To give more detail, imagine a 4-box system, with box sizes 20, 50, 70 and 100. You have gone through you last batch of cards, and both the first box and the pool are empty (nothing to learn). Now you pretend that your system only has 3 boxes (of sizes 50, 70 and 100). So, you treat the 50-sized box (your initial box 2) as you normally did the 20-sized box (which now you don't use). You study the cards in the 50-sized box, cycling through them and promoting those you remember to the 70-sized box, (former box 3 now playing the role of a box 2). As you review the upper boxes you demote cards to the 70-sized box (remember, your former 20-sized box-1 no longer counts).

Of course, if you keep this up, eventually your current box 1 (former box 2) may also go empty. At this point you ignore box 2, and pretend your system consists of only two boxes of sizes 70 and 100 (these were originally your boxes 3 and 4). You now treat your 70-sized box (initially your box 3) as you normally treat a box 1. Etc., etc.

Eventually you would be down to a one-box system of capacity 100.

Notice that in all cases, cards promoted from the last box should NOT be demoted to the current (or former) box 1. The reason is that you still want to focus on the cards you know least, and those promoted from the final box are precisely the ones you know best (that is why they made it all the way to the last box and you still remember them!). A better way to handle cards promoted from the last box, is simply to add yet another (larger) box to your system (say sized-250 in this example), where you can put such cards. This way, you keep these cards mostly out of the way, but eventually you may review them if/when your new final box is full (at which point you could add yet another, even larger, final box, and so on).

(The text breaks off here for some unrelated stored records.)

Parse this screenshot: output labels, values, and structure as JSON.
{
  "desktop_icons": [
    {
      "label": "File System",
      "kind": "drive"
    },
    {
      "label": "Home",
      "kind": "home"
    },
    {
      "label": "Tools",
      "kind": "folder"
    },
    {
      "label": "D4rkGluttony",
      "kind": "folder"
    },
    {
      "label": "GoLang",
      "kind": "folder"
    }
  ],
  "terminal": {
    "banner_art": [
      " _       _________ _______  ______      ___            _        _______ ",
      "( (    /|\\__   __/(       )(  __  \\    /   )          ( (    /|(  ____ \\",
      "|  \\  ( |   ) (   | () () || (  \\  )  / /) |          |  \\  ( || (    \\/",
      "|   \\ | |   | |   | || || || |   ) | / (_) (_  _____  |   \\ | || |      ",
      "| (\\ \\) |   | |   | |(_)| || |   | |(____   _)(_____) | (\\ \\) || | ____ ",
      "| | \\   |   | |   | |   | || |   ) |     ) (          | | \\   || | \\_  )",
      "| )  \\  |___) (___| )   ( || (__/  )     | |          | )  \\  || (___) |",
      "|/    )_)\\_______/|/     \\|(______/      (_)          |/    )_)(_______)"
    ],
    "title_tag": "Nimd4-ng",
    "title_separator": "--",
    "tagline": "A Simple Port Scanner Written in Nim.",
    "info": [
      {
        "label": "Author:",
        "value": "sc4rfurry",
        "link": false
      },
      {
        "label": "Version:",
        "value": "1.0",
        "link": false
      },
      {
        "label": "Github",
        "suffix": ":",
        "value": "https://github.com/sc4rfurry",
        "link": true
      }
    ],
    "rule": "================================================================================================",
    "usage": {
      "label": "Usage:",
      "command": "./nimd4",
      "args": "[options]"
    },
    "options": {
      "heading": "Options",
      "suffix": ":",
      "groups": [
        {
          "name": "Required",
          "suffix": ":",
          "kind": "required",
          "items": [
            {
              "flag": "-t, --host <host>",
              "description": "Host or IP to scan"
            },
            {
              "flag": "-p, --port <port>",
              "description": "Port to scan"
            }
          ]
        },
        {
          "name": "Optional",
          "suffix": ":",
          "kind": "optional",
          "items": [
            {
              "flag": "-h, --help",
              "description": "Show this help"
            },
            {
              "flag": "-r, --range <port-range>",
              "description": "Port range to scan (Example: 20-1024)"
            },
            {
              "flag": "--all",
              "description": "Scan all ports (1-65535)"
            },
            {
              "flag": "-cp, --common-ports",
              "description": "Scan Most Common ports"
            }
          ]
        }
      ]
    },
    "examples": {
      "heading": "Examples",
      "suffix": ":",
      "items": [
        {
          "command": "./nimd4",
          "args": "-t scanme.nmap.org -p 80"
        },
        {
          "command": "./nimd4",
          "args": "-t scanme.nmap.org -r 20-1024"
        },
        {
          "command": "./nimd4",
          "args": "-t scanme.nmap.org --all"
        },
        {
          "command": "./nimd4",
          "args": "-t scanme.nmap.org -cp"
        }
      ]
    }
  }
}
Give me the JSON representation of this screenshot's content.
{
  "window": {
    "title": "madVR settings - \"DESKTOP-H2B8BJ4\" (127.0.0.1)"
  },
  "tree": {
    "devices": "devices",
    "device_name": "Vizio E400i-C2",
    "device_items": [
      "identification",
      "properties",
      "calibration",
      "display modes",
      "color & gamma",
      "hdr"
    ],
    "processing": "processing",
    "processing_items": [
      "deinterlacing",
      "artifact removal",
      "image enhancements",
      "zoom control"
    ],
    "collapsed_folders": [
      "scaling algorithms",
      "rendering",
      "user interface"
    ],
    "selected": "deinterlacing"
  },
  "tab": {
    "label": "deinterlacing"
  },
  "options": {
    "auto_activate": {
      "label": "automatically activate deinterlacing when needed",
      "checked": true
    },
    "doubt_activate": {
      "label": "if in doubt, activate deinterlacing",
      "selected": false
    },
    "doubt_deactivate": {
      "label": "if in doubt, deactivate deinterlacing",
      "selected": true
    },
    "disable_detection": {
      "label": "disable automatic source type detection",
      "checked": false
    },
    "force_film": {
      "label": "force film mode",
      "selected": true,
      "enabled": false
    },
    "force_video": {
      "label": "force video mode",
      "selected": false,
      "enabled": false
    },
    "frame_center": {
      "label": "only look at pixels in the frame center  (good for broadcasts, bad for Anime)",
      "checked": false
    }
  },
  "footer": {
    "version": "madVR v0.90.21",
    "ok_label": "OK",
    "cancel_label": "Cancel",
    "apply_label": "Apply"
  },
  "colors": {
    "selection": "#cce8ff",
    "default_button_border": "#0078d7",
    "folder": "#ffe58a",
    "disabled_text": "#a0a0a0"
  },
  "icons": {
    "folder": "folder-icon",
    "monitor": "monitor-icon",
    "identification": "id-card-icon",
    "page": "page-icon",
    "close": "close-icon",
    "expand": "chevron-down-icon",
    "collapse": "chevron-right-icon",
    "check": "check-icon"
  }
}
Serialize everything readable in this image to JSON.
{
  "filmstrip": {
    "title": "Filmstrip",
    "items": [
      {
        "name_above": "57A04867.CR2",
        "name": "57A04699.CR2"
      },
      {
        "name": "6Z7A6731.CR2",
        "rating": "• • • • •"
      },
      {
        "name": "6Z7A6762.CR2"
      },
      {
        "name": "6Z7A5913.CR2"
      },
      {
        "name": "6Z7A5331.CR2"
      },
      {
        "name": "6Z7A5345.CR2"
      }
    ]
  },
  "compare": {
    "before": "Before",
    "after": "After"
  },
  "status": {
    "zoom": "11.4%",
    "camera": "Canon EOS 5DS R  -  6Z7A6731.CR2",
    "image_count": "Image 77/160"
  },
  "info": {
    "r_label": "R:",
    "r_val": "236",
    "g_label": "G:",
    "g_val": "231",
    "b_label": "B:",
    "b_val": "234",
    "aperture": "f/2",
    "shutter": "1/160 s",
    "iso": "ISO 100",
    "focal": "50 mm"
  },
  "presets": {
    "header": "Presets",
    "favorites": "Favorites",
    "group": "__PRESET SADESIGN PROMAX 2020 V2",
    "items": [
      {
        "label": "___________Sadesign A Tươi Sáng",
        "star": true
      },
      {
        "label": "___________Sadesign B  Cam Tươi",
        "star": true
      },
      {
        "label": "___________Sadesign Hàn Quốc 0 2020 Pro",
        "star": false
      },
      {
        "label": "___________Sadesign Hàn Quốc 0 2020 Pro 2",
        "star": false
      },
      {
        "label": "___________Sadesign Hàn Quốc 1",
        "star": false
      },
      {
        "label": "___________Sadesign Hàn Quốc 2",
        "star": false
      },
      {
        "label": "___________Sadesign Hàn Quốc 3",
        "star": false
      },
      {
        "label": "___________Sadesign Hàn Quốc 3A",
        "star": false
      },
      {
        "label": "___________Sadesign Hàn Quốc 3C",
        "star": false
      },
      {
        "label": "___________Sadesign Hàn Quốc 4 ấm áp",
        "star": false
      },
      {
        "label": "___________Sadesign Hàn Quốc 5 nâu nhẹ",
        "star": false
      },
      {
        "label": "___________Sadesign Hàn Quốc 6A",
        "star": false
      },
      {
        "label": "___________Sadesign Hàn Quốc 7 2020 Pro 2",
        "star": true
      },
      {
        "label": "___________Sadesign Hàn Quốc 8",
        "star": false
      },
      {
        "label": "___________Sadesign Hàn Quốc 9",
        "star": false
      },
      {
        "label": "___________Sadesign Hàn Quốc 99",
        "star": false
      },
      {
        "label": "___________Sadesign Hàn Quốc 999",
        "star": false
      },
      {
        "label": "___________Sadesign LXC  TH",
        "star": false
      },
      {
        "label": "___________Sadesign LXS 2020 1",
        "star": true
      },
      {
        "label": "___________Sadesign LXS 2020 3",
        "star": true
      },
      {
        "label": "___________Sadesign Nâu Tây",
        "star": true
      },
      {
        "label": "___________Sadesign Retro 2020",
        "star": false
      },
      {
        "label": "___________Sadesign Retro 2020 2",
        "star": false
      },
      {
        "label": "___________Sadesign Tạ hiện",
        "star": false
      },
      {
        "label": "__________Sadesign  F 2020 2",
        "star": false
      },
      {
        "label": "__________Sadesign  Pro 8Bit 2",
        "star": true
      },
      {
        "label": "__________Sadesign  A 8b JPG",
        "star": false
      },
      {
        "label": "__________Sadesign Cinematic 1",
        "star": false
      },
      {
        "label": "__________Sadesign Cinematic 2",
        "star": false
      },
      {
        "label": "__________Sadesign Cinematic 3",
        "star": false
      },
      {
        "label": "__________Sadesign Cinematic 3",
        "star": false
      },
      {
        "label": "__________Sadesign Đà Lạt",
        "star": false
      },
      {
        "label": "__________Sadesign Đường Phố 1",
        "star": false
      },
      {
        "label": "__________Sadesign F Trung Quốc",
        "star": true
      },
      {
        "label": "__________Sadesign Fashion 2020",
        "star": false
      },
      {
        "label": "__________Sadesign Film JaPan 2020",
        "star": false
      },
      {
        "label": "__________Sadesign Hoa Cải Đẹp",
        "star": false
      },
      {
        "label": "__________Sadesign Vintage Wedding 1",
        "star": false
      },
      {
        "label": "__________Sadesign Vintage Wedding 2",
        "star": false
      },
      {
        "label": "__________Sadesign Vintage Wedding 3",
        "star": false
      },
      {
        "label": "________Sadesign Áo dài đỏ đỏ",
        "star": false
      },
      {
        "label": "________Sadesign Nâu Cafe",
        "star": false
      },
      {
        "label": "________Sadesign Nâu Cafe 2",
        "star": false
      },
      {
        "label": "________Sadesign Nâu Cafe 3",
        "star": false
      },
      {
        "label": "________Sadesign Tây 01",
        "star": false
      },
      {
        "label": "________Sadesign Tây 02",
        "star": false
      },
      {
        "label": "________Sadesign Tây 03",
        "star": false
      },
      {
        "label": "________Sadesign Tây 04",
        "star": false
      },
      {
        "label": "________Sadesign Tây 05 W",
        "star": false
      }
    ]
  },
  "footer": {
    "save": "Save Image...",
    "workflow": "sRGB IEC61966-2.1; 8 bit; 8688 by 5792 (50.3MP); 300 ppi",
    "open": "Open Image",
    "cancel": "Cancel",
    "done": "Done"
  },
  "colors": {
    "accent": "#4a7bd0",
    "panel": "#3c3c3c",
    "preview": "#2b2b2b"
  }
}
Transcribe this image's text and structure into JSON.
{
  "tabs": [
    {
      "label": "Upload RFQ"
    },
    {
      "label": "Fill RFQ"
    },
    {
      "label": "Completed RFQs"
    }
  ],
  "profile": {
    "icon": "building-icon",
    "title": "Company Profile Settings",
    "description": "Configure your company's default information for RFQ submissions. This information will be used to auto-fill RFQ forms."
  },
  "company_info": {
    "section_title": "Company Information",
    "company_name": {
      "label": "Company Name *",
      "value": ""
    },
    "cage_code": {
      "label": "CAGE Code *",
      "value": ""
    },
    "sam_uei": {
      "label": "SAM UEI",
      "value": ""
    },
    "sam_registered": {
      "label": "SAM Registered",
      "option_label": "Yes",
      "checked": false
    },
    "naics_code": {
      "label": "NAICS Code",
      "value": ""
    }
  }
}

Virgil
P.S. Too bad Leitner's book has never been translated from German to English (a translation to Spanish is out of print).